## Problem to work on
Reproduce all entries precisely as they are written.

(Items from an interface collection)

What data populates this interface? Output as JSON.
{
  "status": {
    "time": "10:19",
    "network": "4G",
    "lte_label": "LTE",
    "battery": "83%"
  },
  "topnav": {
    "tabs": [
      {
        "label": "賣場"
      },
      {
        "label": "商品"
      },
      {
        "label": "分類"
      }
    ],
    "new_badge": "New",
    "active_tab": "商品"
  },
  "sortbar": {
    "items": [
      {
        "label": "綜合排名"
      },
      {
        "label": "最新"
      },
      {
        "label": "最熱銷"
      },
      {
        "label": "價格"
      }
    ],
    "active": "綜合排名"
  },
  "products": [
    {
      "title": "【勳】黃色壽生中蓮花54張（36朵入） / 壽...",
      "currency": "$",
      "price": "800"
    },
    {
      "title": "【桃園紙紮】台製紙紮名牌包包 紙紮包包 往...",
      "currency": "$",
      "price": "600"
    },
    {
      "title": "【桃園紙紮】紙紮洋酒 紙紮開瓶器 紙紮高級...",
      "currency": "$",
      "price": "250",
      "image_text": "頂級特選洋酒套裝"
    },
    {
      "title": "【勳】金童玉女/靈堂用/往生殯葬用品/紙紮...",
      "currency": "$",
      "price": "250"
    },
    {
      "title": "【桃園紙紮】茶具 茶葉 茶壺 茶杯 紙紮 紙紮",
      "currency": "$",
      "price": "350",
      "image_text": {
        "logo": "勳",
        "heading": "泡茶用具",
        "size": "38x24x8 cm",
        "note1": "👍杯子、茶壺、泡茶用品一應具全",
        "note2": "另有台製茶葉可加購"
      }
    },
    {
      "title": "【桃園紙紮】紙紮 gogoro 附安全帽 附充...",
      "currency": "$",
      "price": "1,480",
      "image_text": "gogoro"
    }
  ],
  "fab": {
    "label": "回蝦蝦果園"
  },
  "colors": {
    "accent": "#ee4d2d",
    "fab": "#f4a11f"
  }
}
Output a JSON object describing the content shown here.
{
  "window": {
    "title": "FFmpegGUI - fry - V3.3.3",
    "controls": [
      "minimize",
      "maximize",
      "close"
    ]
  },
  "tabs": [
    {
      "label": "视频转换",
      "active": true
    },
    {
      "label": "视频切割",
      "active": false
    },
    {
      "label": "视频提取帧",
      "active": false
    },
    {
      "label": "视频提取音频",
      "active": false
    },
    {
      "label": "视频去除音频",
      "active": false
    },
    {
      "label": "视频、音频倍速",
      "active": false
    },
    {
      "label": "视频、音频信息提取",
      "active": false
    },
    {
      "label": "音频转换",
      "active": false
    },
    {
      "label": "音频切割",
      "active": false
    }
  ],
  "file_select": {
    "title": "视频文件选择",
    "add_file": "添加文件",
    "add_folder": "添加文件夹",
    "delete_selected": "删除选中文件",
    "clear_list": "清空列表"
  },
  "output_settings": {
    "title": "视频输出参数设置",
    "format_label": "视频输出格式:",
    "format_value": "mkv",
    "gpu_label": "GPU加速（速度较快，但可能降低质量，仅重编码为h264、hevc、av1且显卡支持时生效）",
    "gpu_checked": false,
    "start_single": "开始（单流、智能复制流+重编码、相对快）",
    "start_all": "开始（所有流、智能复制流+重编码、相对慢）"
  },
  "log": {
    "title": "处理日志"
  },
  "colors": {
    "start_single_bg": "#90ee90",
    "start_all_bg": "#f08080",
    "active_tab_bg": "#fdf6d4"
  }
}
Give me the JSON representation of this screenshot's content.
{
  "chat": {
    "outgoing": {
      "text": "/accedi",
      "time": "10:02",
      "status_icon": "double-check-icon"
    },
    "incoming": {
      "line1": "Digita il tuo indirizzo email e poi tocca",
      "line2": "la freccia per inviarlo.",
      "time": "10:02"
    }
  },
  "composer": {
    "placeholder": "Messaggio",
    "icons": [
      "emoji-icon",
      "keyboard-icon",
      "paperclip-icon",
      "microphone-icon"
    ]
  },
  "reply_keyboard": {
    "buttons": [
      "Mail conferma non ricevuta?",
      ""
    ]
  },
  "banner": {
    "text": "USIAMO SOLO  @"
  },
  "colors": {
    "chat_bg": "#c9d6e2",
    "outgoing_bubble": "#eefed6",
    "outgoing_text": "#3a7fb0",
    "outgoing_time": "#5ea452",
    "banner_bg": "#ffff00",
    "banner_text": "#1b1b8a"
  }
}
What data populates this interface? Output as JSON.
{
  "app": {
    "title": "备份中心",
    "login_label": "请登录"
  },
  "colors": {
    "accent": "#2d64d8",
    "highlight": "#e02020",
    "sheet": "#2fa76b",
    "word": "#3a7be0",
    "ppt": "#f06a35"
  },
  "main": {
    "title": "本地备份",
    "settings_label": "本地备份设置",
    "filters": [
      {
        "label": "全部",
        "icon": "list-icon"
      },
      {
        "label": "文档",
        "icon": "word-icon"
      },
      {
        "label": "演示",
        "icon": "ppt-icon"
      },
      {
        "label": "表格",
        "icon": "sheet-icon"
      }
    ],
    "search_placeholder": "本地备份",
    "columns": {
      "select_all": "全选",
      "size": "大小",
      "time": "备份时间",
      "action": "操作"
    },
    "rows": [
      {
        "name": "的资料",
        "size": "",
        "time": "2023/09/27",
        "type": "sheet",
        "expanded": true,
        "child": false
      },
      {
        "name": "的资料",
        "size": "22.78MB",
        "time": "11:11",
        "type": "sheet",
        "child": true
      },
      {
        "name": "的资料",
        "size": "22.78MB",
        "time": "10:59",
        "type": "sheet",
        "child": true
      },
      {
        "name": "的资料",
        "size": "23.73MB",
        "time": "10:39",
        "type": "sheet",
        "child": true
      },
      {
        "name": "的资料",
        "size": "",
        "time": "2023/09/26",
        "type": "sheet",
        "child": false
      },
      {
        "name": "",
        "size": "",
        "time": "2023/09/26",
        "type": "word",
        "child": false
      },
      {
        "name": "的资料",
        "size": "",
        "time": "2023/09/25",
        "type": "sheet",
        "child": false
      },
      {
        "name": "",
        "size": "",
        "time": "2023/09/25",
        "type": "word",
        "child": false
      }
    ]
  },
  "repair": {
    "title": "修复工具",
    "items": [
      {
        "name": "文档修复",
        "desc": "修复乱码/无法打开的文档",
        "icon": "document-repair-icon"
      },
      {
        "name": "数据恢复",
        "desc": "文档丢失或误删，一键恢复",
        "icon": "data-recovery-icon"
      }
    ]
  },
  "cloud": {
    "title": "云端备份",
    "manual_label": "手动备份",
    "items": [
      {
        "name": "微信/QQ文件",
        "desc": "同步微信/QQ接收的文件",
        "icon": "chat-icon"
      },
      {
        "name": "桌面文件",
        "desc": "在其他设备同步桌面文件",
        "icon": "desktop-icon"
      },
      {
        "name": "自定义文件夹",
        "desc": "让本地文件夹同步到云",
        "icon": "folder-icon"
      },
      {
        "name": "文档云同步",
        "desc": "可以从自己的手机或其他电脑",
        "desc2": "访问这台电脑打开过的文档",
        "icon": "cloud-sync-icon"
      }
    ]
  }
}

## Solution
What data populates this interface? Output as JSON.
{
  "status": {
    "time": "10:19",
    "network": "4G",
    "lte_label": "LTE",
    "battery": "83%"
  },
  "topnav": {
    "tabs": [
      {
        "label": "賣場"
      },
      {
        "label": "商品"
      },
      {
        "label": "分類"
      }
    ],
    "new_badge": "New",
    "active_tab": "商品"
  },
  "sortbar": {
    "items": [
      {
        "label": "綜合排名"
      },
      {
        "label": "最新"
      },
      {
        "label": "最熱銷"
      },
      {
        "label": "價格"
      }
    ],
    "active": "綜合排名"
  },
  "products": [
    {
      "title": "【勳】黃色壽生中蓮花54張（36朵入） / 壽...",
      "currency": "$",
      "price": "800"
    },
    {
      "title": "【桃園紙紮】台製紙紮名牌包包 紙紮包包 往...",
      "currency": "$",
      "price": "600"
    },
    {
      "title": "【桃園紙紮】紙紮洋酒 紙紮開瓶器 紙紮高級...",
      "currency": "$",
      "price": "250",
      "image_text": "頂級特選洋酒套裝"
    },
    {
      "title": "【勳】金童玉女/靈堂用/往生殯葬用品/紙紮...",
      "currency": "$",
      "price": "250"
    },
    {
      "title": "【桃園紙紮】茶具 茶葉 茶壺 茶杯 紙紮 紙紮",
      "currency": "$",
      "price": "350",
      "image_text": {
        "logo": "勳",
        "heading": "泡茶用具",
        "size": "38x24x8 cm",
        "note1": "👍杯子、茶壺、泡茶用品一應具全",
        "note2": "另有台製茶葉可加購"
      }
    },
    {
      "title": "【桃園紙紮】紙紮 gogoro 附安全帽 附充...",
      "currency": "$",
      "price": "1,480",
      "image_text": "gogoro"
    }
  ],
  "fab": {
    "label": "回蝦蝦果園"
  },
  "colors": {
    "accent": "#ee4d2d",
    "fab": "#f4a11f"
  }
}
Output a JSON object describing the content shown here.
{
  "window": {
    "title": "FFmpegGUI - fry - V3.3.3",
    "controls": [
      "minimize",
      "maximize",
      "close"
    ]
  },
  "tabs": [
    {
      "label": "视频转换",
      "active": true
    },
    {
      "label": "视频切割",
      "active": false
    },
    {
      "label": "视频提取帧",
      "active": false
    },
    {
      "label": "视频提取音频",
      "active": false
    },
    {
      "label": "视频去除音频",
      "active": false
    },
    {
      "label": "视频、音频倍速",
      "active": false
    },
    {
      "label": "视频、音频信息提取",
      "active": false
    },
    {
      "label": "音频转换",
      "active": false
    },
    {
      "label": "音频切割",
      "active": false
    }
  ],
  "file_select": {
    "title": "视频文件选择",
    "add_file": "添加文件",
    "add_folder": "添加文件夹",
    "delete_selected": "删除选中文件",
    "clear_list": "清空列表"
  },
  "output_settings": {
    "title": "视频输出参数设置",
    "format_label": "视频输出格式:",
    "format_value": "mkv",
    "gpu_label": "GPU加速（速度较快，但可能降低质量，仅重编码为h264、hevc、av1且显卡支持时生效）",
    "gpu_checked": false,
    "start_single": "开始（单流、智能复制流+重编码、相对快）",
    "start_all": "开始（所有流、智能复制流+重编码、相对慢）"
  },
  "log": {
    "title": "处理日志"
  },
  "colors": {
    "start_single_bg": "#90ee90",
    "start_all_bg": "#f08080",
    "active_tab_bg": "#fdf6d4"
  }
}
Give me the JSON representation of this screenshot's content.
{
  "chat": {
    "outgoing": {
      "text": "/accedi",
      "time": "10:02",
      "status_icon": "double-check-icon"
    },
    "incoming": {
      "line1": "Digita il tuo indirizzo email e poi tocca",
      "line2": "la freccia per inviarlo.",
      "time": "10:02"
    }
  },
  "composer": {
    "placeholder": "Messaggio",
    "icons": [
      "emoji-icon",
      "keyboard-icon",
      "paperclip-icon",
      "microphone-icon"
    ]
  },
  "reply_keyboard": {
    "buttons": [
      "Mail conferma non ricevuta?",
      ""
    ]
  },
  "banner": {
    "text": "USIAMO SOLO  @"
  },
  "colors": {
    "chat_bg": "#c9d6e2",
    "outgoing_bubble": "#eefed6",
    "outgoing_text": "#3a7fb0",
    "outgoing_time": "#5ea452",
    "banner_bg": "#ffff00",
    "banner_text": "#1b1b8a"
  }
}
What data populates this interface? Output as JSON.
{
  "app": {
    "title": "备份中心",
    "login_label": "请登录"
  },
  "colors": {
    "accent": "#2d64d8",
    "highlight": "#e02020",
    "sheet": "#2fa76b",
    "word": "#3a7be0",
    "ppt": "#f06a35"
  },
  "main": {
    "title": "本地备份",
    "settings_label": "本地备份设置",
    "filters": [
      {
        "label": "全部",
        "icon": "list-icon"
      },
      {
        "label": "文档",
        "icon": "word-icon"
      },
      {
        "label": "演示",
        "icon": "ppt-icon"
      },
      {
        "label": "表格",
        "icon": "sheet-icon"
      }
    ],
    "search_placeholder": "本地备份",
    "columns": {
      "select_all": "全选",
      "size": "大小",
      "time": "备份时间",
      "action": "操作"
    },
    "rows": [
      {
        "name": "的资料",
        "size": "",
        "time": "2023/09/27",
        "type": "sheet",
        "expanded": true,
        "child": false
      },
      {
        "name": "的资料",
        "size": "22.78MB",
        "time": "11:11",
        "type": "sheet",
        "child": true
      },
      {
        "name": "的资料",
        "size": "22.78MB",
        "time": "10:59",
        "type": "sheet",
        "child": true
      },
      {
        "name": "的资料",
        "size": "23.73MB",
        "time": "10:39",
        "type": "sheet",
        "child": true
      },
      {
        "name": "的资料",
        "size": "",
        "time": "2023/09/26",
        "type": "sheet",
        "child": false
      },
      {
        "name": "",
        "size": "",
        "time": "2023/09/26",
        "type": "word",
        "child": false
      },
      {
        "name": "的资料",
        "size": "",
        "time": "2023/09/25",
        "type": "sheet",
        "child": false
      },
      {
        "name": "",
        "size": "",
        "time": "2023/09/25",
        "type": "word",
        "child": false
      }
    ]
  },
  "repair": {
    "title": "修复工具",
    "items": [
      {
        "name": "文档修复",
        "desc": "修复乱码/无法打开的文档",
        "icon": "document-repair-icon"
      },
      {
        "name": "数据恢复",
        "desc": "文档丢失或误删，一键恢复",
        "icon": "data-recovery-icon"
      }
    ]
  },
  "cloud": {
    "title": "云端备份",
    "manual_label": "手动备份",
    "items": [
      {
        "name": "微信/QQ文件",
        "desc": "同步微信/QQ接收的文件",
        "icon": "chat-icon"
      },
      {
        "name": "桌面文件",
        "desc": "在其他设备同步桌面文件",
        "icon": "desktop-icon"
      },
      {
        "name": "自定义文件夹",
        "desc": "让本地文件夹同步到云",
        "icon": "folder-icon"
      },
      {
        "name": "文档云同步",
        "desc": "可以从自己的手机或其他电脑",
        "desc2": "访问这台电脑打开过的文档",
        "icon": "cloud-sync-icon"
      }
    ]
  }
}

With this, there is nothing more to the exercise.